### Task requirements:
What you return must match the data exactly, line for line.

▬▬▬

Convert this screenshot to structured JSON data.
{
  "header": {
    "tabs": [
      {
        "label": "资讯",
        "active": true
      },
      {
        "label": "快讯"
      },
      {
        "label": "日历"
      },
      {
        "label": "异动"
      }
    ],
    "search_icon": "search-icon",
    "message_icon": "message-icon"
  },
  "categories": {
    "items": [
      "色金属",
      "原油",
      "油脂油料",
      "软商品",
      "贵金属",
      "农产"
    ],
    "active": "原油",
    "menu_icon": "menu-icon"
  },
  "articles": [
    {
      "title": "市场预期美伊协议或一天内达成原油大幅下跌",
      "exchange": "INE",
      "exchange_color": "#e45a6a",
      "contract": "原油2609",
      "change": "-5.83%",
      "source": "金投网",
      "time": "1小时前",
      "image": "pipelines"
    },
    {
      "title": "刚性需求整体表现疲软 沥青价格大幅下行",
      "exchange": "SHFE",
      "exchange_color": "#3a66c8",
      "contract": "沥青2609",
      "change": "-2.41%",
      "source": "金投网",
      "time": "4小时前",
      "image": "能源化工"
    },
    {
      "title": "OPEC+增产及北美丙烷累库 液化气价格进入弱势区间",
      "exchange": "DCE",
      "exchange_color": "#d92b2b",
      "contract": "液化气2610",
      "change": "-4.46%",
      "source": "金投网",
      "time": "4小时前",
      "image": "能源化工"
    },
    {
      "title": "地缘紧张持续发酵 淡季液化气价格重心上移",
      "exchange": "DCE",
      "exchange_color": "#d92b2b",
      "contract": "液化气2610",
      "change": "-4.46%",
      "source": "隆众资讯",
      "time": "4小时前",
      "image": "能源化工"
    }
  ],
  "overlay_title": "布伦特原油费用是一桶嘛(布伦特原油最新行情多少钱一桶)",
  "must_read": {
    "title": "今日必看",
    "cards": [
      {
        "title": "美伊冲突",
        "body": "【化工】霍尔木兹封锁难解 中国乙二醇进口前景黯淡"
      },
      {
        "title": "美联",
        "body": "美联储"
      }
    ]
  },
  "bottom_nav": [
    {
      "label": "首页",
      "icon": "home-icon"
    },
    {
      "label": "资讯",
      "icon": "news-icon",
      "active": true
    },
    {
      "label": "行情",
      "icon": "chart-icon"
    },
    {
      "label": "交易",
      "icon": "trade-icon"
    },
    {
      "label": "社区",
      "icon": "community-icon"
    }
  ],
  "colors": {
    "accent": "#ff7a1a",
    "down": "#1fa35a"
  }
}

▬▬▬

### Exercise answer:
Convert this screenshot to structured JSON data.
{
  "header": {
    "tabs": [
      {
        "label": "资讯",
        "active": true
      },
      {
        "label": "快讯"
      },
      {
        "label": "日历"
      },
      {
        "label": "异动"
      }
    ],
    "search_icon": "search-icon",
    "message_icon": "message-icon"
  },
  "categories": {
    "items": [
      "色金属",
      "原油",
      "油脂油料",
      "软商品",
      "贵金属",
      "农产"
    ],
    "active": "原油",
    "menu_icon": "menu-icon"
  },
  "articles": [
    {
      "title": "市场预期美伊协议或一天内达成原油大幅下跌",
      "exchange": "INE",
      "exchange_color": "#e45a6a",
      "contract": "原油2609",
      "change": "-5.83%",
      "source": "金投网",
      "time": "1小时前",
      "image": "pipelines"
    },
    {
      "title": "刚性需求整体表现疲软 沥青价格大幅下行",
      "exchange": "SHFE",
      "exchange_color": "#3a66c8",
      "contract": "沥青2609",
      "change": "-2.41%",
      "source": "金投网",
      "time": "4小时前",
      "image": "能源化工"
    },
    {
      "title": "OPEC+增产及北美丙烷累库 液化气价格进入弱势区间",
      "exchange": "DCE",
      "exchange_color": "#d92b2b",
      "contract": "液化气2610",
      "change": "-4.46%",
      "source": "金投网",
      "time": "4小时前",
      "image": "能源化工"
    },
    {
      "title": "地缘紧张持续发酵 淡季液化气价格重心上移",
      "exchange": "DCE",
      "exchange_color": "#d92b2b",
      "contract": "液化气2610",
      "change": "-4.46%",
      "source": "隆众资讯",
      "time": "4小时前",
      "image": "能源化工"
    }
  ],
  "overlay_title": "布伦特原油费用是一桶嘛(布伦特原油最新行情多少钱一桶)",
  "must_read": {
    "title": "今日必看",
    "cards": [
      {
        "title": "美伊冲突",
        "body": "【化工】霍尔木兹封锁难解 中国乙二醇进口前景黯淡"
      },
      {
        "title": "美联",
        "body": "美联储"
      }
    ]
  },
  "bottom_nav": [
    {
      "label": "首页",
      "icon": "home-icon"
    },
    {
      "label": "资讯",
      "icon": "news-icon",
      "active": true
    },
    {
      "label": "行情",
      "icon": "chart-icon"
    },
    {
      "label": "交易",
      "icon": "trade-icon"
    },
    {
      "label": "社区",
      "icon": "community-icon"
    }
  ],
  "colors": {
    "accent": "#ff7a1a",
    "down": "#1fa35a"
  }
}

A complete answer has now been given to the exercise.